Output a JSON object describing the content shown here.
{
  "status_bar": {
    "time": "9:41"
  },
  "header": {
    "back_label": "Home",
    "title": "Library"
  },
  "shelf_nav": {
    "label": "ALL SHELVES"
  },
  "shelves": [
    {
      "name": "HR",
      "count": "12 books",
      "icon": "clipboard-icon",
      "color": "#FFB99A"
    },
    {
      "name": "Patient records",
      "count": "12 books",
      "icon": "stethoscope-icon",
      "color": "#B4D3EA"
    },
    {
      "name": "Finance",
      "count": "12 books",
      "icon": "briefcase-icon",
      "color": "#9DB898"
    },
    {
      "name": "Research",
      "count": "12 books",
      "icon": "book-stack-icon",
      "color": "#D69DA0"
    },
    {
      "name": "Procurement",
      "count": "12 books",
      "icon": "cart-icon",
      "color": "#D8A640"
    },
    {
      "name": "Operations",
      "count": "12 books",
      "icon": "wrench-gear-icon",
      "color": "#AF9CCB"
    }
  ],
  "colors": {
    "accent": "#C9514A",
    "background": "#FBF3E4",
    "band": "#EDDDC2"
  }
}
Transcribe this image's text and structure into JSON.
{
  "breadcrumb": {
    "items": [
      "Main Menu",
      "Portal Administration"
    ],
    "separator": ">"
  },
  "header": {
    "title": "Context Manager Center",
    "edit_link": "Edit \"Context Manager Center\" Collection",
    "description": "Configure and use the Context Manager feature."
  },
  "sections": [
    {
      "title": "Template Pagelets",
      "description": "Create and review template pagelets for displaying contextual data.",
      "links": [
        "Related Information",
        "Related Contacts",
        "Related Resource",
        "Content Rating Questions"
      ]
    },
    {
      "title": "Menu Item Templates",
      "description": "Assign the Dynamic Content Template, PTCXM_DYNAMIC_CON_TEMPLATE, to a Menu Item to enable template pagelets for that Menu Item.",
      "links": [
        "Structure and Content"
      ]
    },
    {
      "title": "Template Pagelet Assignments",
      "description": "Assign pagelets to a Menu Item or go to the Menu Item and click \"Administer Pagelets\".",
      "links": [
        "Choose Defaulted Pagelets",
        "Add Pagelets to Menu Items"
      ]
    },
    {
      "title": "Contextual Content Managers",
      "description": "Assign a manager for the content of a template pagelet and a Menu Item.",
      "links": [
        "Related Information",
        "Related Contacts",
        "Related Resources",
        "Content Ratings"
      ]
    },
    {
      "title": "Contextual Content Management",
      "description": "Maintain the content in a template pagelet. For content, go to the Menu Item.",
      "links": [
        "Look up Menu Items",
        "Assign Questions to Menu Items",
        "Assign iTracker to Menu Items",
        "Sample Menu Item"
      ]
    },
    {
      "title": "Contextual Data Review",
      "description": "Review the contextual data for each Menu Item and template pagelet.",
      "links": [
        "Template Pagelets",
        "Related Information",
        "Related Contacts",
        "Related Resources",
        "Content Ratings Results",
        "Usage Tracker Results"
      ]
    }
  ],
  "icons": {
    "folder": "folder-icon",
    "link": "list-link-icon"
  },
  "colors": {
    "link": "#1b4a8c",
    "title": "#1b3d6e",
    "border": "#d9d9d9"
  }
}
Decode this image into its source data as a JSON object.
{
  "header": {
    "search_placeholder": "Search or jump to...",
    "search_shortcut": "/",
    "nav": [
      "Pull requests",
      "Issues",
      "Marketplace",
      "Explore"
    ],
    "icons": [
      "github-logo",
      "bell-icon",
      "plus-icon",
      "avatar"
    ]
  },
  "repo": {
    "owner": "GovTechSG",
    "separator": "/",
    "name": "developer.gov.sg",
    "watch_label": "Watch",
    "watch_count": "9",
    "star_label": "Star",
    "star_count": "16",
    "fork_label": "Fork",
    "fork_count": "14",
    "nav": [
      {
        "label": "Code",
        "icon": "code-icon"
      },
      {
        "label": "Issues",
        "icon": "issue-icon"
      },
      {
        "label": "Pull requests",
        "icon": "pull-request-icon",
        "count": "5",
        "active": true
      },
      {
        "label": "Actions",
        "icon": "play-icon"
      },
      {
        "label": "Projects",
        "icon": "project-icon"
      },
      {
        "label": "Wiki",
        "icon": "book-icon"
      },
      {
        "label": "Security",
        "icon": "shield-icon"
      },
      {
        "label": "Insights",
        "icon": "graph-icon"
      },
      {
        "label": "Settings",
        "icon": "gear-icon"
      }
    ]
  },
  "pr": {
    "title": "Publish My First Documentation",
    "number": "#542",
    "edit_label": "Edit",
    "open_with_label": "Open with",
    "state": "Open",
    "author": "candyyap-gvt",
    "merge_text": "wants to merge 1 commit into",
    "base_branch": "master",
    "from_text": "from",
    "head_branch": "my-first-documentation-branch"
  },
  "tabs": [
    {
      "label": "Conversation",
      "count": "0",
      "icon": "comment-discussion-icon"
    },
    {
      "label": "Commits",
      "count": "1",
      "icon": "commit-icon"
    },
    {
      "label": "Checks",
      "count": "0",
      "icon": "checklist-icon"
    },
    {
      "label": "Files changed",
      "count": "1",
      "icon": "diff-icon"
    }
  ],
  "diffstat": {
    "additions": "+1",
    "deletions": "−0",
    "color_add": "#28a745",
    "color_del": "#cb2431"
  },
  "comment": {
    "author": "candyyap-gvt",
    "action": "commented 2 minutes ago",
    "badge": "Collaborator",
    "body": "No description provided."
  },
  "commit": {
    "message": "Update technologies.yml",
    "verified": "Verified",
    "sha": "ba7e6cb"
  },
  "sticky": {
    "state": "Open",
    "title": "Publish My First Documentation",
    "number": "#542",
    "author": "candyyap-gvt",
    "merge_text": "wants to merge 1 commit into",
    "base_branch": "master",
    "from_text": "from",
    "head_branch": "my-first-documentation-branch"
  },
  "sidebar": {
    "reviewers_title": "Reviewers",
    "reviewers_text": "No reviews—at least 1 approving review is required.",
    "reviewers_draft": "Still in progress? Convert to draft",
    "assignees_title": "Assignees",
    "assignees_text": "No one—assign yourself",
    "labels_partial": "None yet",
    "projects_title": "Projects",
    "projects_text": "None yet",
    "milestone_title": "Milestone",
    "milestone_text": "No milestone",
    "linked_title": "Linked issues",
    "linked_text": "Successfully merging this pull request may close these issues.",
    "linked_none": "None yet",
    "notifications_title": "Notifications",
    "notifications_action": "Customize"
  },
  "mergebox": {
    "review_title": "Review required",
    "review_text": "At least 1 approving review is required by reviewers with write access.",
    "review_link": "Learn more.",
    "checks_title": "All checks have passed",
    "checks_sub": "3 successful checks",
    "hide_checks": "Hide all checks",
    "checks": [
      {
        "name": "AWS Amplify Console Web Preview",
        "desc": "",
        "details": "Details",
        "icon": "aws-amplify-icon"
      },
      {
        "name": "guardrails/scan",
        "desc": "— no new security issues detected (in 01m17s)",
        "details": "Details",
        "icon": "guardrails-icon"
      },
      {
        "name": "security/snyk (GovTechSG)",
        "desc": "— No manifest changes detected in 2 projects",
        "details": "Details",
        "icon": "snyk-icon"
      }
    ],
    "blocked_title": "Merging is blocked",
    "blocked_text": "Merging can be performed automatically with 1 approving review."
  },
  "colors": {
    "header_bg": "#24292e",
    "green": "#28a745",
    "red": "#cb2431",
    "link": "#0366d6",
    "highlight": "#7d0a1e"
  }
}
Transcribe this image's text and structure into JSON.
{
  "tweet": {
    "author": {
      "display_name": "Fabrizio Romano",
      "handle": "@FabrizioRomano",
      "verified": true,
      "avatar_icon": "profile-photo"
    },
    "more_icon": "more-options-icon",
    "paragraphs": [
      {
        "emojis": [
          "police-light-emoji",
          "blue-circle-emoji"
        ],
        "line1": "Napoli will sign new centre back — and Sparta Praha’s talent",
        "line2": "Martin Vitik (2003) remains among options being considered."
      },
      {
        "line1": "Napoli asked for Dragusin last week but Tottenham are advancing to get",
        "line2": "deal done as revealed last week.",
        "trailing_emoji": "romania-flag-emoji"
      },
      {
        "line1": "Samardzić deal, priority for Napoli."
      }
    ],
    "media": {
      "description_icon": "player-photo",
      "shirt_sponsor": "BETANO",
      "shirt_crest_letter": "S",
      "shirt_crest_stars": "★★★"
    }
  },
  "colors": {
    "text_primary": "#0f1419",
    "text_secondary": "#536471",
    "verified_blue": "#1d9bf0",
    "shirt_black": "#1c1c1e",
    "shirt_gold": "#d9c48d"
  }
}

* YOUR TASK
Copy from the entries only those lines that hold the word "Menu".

* TASK SOLUTION
      "Main Menu",
      "title": "Menu Item Templates",
      "description": "Assign the Dynamic Content Template, PTCXM_DYNAMIC_CON_TEMPLATE, to a Menu Item to enable template pagelets for that Menu Item.",
      "description": "Assign pagelets to a Menu Item or go to the Menu Item and click \"Administer Pagelets\".",
        "Add Pagelets to Menu Items"
      "description": "Assign a manager for the content of a template pagelet and a Menu Item.",
      "description": "Maintain the content in a template pagelet. For content, go to the Menu Item.",
        "Look up Menu Items",
        "Assign Questions to Menu Items",
        "Assign iTracker to Menu Items",
        "Sample Menu Item"
      "description": "Review the contextual data for each Menu Item and template pagelet.",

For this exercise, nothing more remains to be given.